Or, you might see if customers who primarily use your product on a desktop are more likely to stick around longer than those who primarily use it on a mobile device.

With this retention report, you can go more granular and view each segment individually, as well as see how everything fits together to enhance your overall retention efforts.

4. Identify At-Risk Customers

Generally speaking, there’s a correlation between product usage and churn risk.

For instance, if customer A uses your product nearly every day and consistently engages with its core features and customer B only uses your product once a week, odds are you would have a better chance of retaining customer A.

Therefore, an effective way to lower your customer churn rate is by identifying at-risk customers before they leave.

By doing so, you can prioritize at-risk customer needs to boost engagement and increase their satisfaction rate.

A couple of specific ideas could be sending at-risk customers resources on how to get more value from your product or appointing them a specific point of contact whom they can reach out to if they have questions about using your product.

The end result should be less frustration and confusion for your customers, which should factor into them staying with your company longer.

5. See What Percentage of Users Return After Using a Core Product Feature

Let’s say your product has a core feature that you want to stand out above the rest.

Or, let’s say you recently rolled out a new feature, and you want to see how well it performs and the impact it has on retention.

One specific area of customer retention analysis to assess would be what percentage of users return after using that core feature.

core product feature graph By analyzing that data, you could determine how successful the product feature is and if it needs any tweaking.

Or, if it completely bombed and was hurting retention, you may want to replace it altogether.

6. Find Out How Many Users Return to Make an In-App Purchase

A big part of many SaaS business models is offering a free version of a product.

This allows companies to get their foot in the door so users can try their product firsthand, explore features, and hopefully upgrade to a paid version later on.

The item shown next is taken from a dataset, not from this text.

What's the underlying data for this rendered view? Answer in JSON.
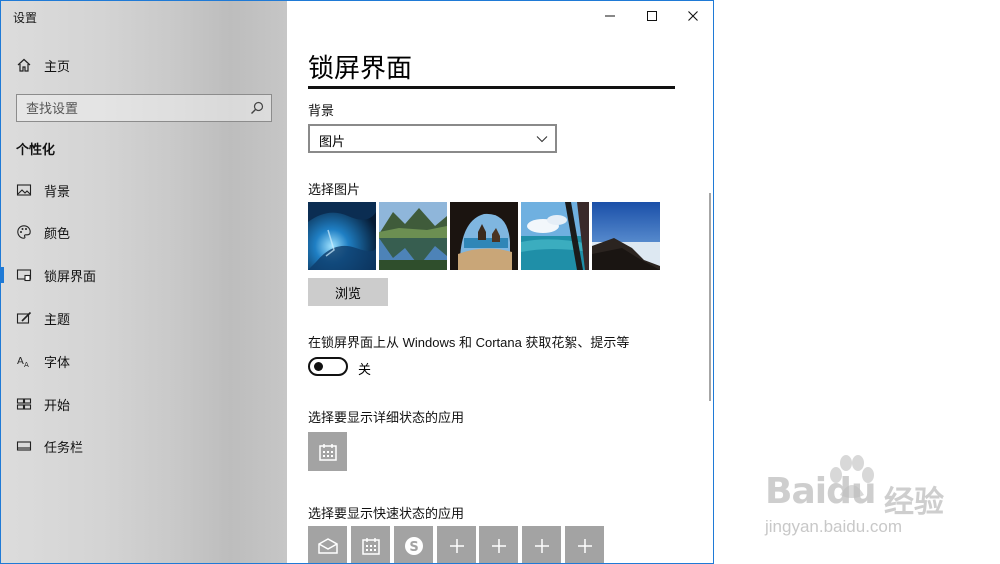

If you fall into this camp, an important part of retention analysis is measuring how many users return to make an in-app purchase.

in app purchases Ideally, a healthy percentage of users will return and make a purchase.

Otherwise, if that percentage is lower than what it should be, you can take steps to improve your product, marketing campaign, and so on to improve customer engagement.

And in the long run, this should hopefully optimize the customer experience and positively impact retention.

7. See How Many Users Open Emails

In most cases, there’s a correlation between email engagement and customer retention.

When a customer consistently opens onboarding emails or feature usage emails, for instance, they’re likely to use your product more frequently and fully leverage its capabilities than if they rarely open your emails.

Therefore, checking what percentage of users continue to open emails over time can also provide insight into customer retention.

In this example, you can see how the percentage of emails is high initially but quickly drops off after the first week.

feature usage emails

Use Woopra for Customer Retention Analytics

Again, having effective processes in place that allow you to increase initial customer acquisition is important. But it’s only half the battle.

True long-term success largely hinges upon customer retention and lowering revenue churn, especially in the SaaS industry.

In fact, “76% of companies agree that customer lifetime value is an important concept in their organization.”

To make data-driven decisions and see the big picture, you need customer retention analytics that offers holistic data.

One of the top platforms for measuring engagement of features and actions over time is Woopra’s Retention Analytics Reports.

With it, you can generate the data we discussed above and gain a comprehensive understanding of customer engagement end-to-end.

In turn, you can proactively minimize churn, while at the same time identifying the factors that are contributing to retention and overall customer success.

To learn more and see this retention analysis platform in action, check out Woopra’s Retention Analytics Reports.